According to a body language expert on The Big Idea, a relationship is over
when one of the parties shoots a look of contempt at the other.
I turn to the TV—I was folding clothes—but it's too late.
I miss the visual cue the expert calls "a micro-expression." I'm curious
if it's a facial tick, a certain way the eyes flick or squint.
But she's already onto the next topic: always turn
your belly button towards the interviewer if you want to get a job.
Doesn't that mean you're turning your genitals towards the interviewer, too?
The host Donny Deutsch is nodding, his long arms open,
his palms toward the camera, which means he's receptive.

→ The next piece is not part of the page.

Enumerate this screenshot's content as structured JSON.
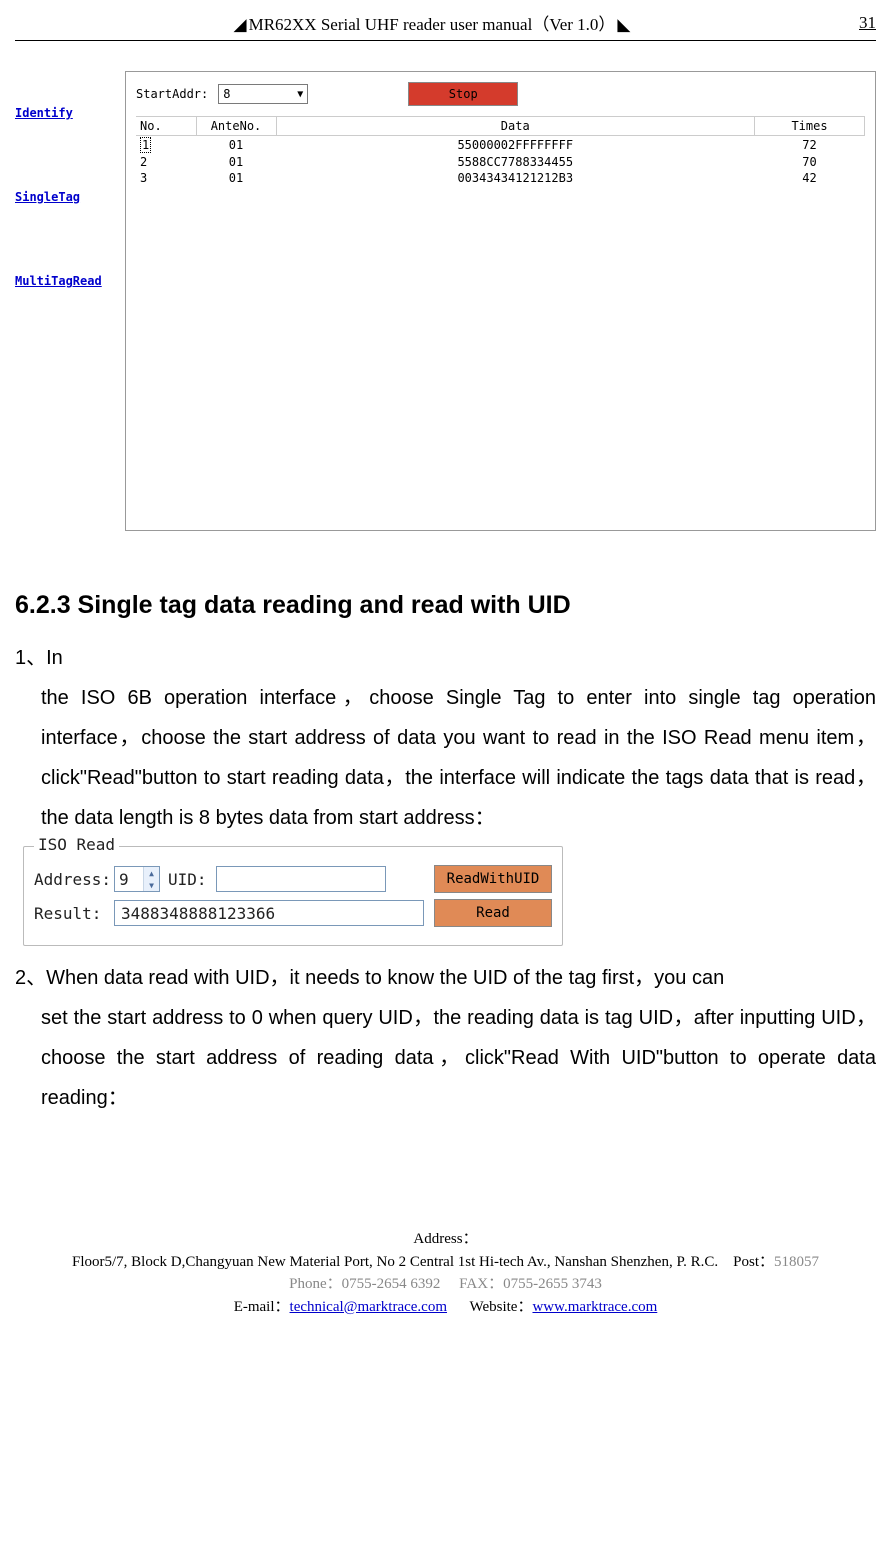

And I wonder about my husband's contempt, my own flinches,
what we say to each other with our faces. I call him
to come and hang up his shirts. When I point to the TV,
he tells me our twitches are nothing
but impatience, recounting examples of the stress
we've both been under as of late. My husband smiles—duper's delight,
the kind of grin the expert says indicates a liar
who takes a secret pleasure in his fabrication.
My husband looks away, another sign of a deception,
but he insists that his downward cast is cultural,
that Asians don't like to stare. He complains he can't win,
especially if I keep scrutinizing him with my giant American
magnifying glass. His bellybutton is at a 45-degree angle
from mine. I'm dizzy again, a condition for which I've diagnosed myself
on emedicinehealth.com. My husband is sick of my whining,
says it's only the heat from the dryer, but I know it could also be
my sinuses, anxiety, maybe symptoms of a stroke.
This morning an arrow of light fluttered in the corner
of my right eye. The image shone like an exit sign. All my blinking
and rubbing couldn't send it away. I can't tell you
exactly when the glowing projectile disappeared,
but I can tell you when my husband did,
exactly six days later, on September 10th.